§ Problem statement
Your answer should be one number, the count of lines in the records that carry the string "text".

§ Dataset entries
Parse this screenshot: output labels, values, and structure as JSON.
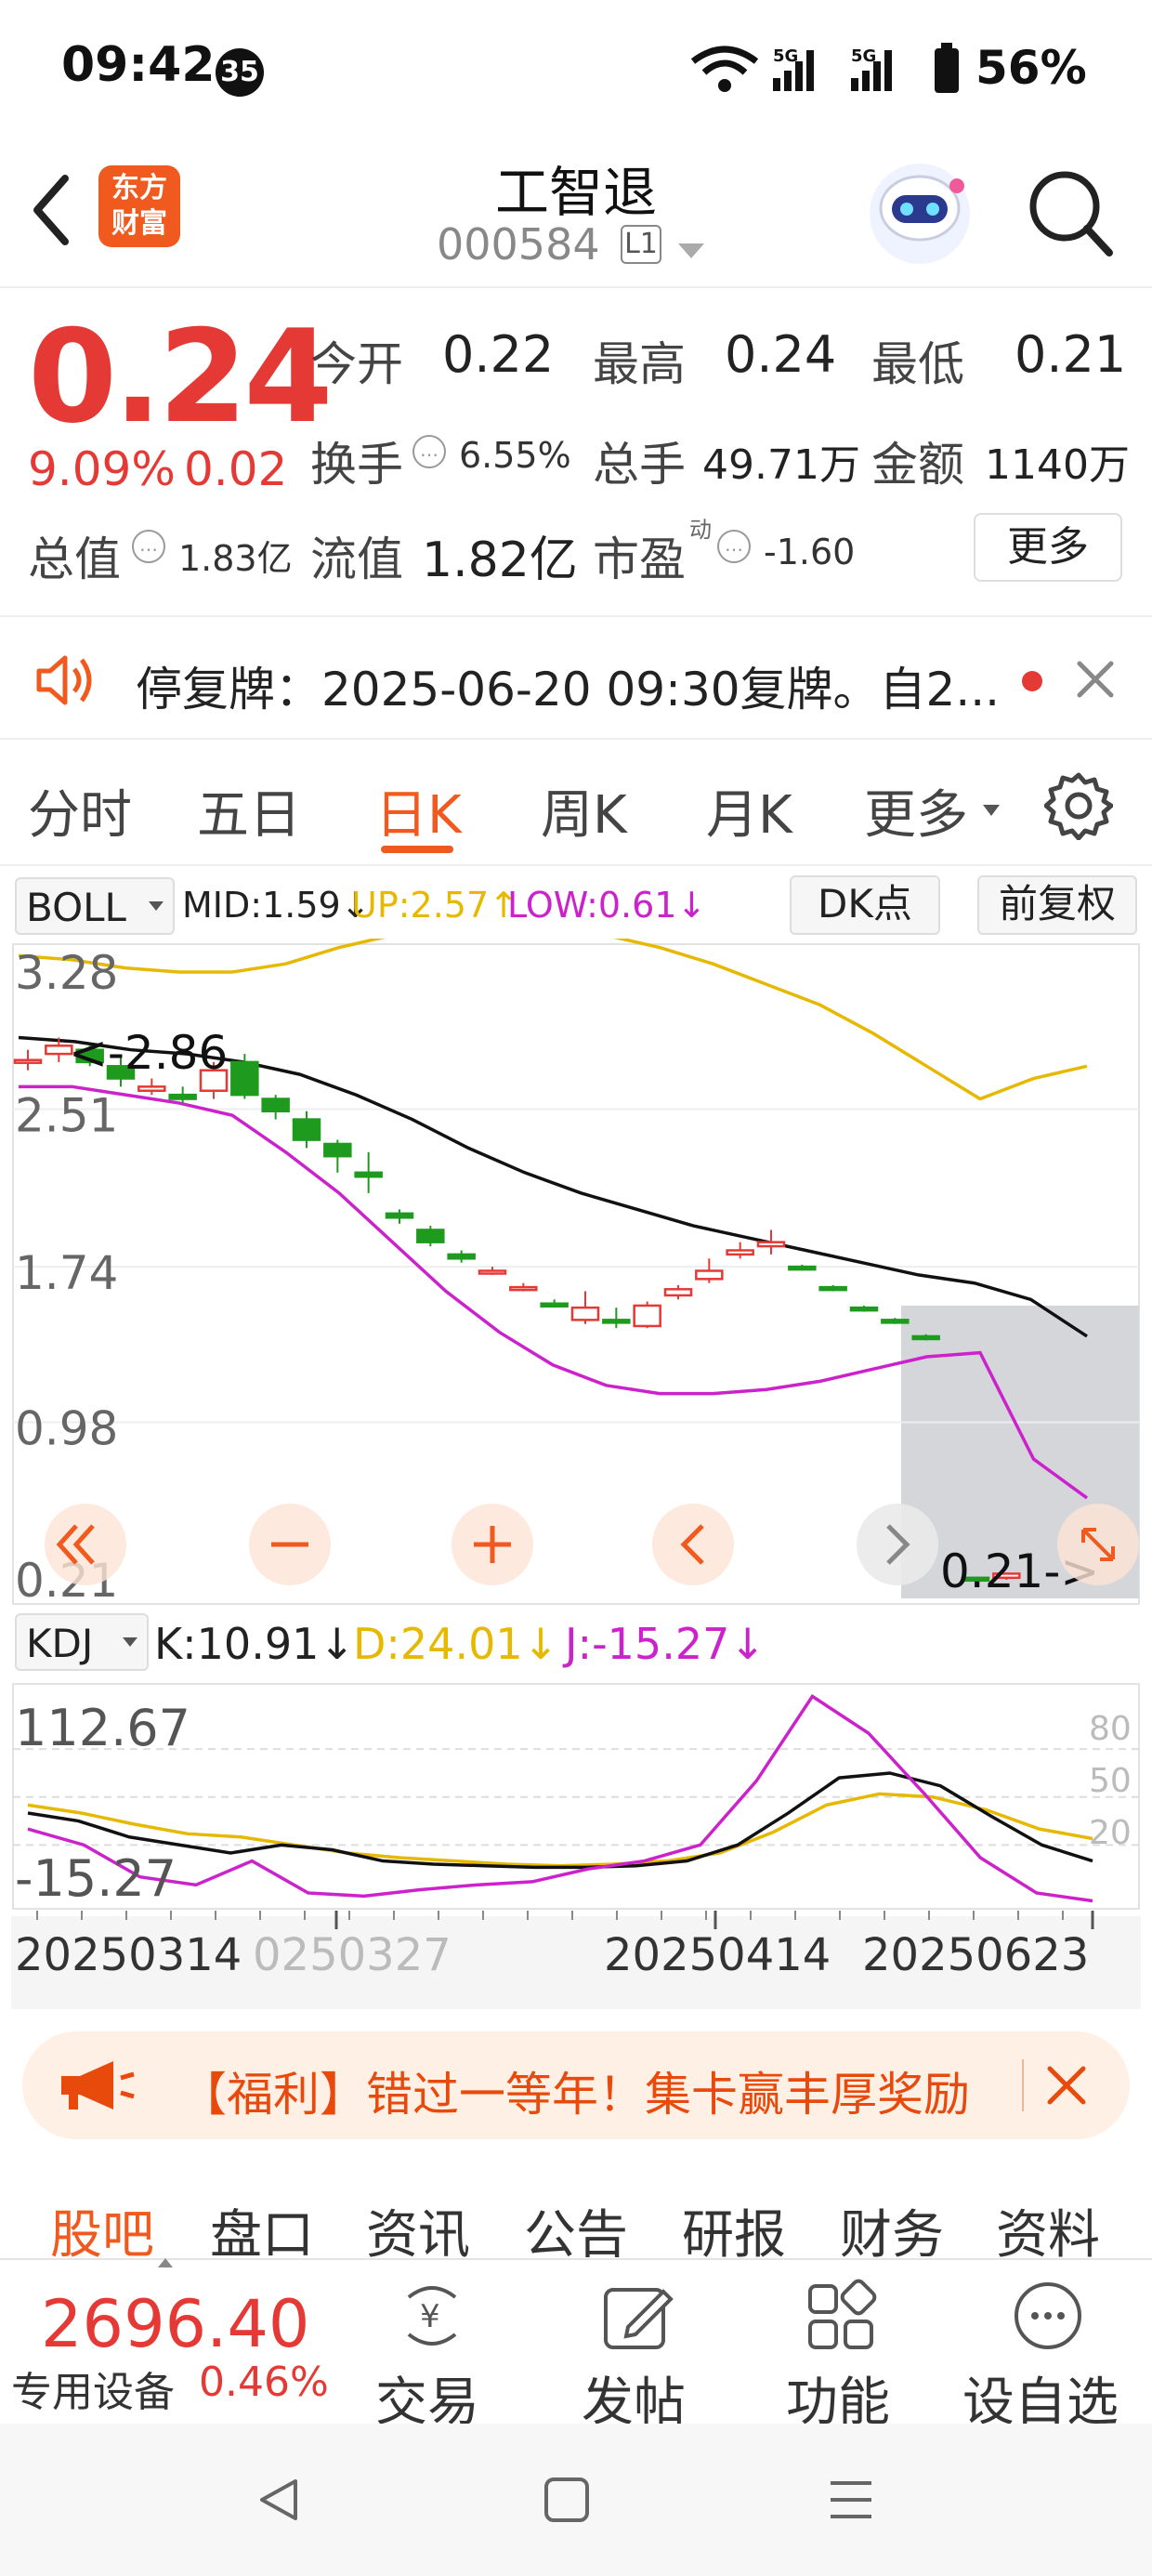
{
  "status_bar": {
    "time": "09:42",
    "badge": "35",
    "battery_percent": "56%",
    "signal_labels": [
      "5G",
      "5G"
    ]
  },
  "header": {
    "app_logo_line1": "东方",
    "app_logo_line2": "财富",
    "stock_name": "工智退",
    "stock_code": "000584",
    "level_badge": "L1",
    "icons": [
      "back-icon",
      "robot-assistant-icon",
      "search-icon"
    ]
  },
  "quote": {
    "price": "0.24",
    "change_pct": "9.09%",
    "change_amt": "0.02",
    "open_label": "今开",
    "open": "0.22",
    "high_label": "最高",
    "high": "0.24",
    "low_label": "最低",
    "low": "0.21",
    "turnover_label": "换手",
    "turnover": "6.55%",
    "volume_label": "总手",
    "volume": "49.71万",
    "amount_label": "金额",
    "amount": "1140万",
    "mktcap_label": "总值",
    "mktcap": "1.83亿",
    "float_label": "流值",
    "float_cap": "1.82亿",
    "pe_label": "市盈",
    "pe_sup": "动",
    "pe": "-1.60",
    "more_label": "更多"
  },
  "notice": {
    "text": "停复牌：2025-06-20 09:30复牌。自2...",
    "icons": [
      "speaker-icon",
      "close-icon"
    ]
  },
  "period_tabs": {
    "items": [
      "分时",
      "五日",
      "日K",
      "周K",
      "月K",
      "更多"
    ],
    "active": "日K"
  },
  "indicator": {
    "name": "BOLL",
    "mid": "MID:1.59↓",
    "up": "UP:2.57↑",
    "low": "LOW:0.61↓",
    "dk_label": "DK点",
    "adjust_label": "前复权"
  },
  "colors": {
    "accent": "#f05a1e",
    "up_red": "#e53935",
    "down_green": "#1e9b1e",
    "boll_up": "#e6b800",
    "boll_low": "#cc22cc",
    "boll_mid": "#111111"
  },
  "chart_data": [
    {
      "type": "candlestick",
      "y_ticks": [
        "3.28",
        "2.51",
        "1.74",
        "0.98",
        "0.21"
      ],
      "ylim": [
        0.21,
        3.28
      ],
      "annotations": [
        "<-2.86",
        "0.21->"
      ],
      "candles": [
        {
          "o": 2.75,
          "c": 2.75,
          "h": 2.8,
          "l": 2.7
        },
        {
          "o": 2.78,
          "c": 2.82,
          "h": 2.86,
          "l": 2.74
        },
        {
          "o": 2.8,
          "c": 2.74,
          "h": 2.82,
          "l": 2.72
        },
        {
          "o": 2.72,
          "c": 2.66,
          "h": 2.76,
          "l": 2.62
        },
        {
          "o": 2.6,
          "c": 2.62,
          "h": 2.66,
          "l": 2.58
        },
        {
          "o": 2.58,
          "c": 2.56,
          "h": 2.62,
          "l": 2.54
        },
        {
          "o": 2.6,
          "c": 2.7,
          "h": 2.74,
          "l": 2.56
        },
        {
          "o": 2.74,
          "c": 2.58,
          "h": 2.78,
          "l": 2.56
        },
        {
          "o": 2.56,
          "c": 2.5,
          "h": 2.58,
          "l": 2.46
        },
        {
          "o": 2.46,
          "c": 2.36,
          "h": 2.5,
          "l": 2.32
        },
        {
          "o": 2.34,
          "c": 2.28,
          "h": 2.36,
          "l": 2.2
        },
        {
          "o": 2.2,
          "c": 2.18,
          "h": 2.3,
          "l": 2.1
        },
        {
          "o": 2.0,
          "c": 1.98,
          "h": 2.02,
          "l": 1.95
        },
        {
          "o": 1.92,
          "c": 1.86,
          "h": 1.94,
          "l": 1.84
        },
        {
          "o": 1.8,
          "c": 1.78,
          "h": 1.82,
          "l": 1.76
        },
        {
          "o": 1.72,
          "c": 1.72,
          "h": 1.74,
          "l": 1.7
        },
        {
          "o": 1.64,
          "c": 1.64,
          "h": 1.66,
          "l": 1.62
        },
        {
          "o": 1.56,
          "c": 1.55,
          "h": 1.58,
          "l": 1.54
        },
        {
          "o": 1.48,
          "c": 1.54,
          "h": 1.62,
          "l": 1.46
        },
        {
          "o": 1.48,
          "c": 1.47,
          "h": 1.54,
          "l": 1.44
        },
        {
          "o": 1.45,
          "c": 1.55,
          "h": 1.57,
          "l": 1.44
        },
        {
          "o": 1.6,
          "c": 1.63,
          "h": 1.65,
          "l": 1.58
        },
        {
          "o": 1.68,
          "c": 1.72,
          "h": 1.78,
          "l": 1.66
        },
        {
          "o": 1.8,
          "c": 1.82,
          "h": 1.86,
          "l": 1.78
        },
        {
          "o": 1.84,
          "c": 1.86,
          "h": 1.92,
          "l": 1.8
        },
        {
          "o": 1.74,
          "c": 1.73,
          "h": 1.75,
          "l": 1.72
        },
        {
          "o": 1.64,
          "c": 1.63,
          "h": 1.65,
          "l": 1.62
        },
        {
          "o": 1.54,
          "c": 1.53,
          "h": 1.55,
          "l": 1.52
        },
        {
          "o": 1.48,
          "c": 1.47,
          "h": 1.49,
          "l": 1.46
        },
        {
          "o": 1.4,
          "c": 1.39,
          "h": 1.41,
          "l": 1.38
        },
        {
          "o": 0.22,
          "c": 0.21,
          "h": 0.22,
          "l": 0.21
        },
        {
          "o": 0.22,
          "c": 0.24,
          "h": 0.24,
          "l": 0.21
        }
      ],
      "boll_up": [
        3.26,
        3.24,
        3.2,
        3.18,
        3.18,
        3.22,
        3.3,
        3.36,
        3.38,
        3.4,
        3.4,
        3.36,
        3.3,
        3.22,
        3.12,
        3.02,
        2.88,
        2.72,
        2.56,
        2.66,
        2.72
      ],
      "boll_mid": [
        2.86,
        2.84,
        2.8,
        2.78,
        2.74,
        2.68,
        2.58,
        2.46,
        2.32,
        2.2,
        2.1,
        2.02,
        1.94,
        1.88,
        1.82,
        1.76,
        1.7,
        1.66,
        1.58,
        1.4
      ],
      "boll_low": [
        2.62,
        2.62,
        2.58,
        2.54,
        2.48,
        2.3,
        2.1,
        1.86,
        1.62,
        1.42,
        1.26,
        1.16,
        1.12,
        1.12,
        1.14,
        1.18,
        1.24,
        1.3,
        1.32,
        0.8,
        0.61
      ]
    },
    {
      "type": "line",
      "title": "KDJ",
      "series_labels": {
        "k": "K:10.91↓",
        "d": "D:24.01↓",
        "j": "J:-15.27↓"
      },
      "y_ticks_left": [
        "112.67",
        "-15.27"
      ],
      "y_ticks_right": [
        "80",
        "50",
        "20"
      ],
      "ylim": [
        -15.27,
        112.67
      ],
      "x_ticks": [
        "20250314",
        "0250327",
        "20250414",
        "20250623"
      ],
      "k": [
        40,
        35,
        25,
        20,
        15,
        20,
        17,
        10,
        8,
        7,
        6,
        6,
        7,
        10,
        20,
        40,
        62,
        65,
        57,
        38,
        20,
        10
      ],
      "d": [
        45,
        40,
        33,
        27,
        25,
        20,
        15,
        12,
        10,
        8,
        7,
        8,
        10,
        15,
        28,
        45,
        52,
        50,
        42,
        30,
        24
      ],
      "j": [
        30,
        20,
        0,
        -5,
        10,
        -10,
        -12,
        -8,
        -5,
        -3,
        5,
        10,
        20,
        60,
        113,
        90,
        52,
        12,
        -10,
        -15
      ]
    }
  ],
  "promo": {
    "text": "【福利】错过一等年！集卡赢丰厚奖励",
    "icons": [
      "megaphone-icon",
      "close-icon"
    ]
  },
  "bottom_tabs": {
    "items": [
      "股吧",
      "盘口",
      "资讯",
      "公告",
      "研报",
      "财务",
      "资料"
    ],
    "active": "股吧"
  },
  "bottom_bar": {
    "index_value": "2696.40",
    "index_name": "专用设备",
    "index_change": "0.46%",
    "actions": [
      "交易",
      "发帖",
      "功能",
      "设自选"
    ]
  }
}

§ Answer to the exercise
2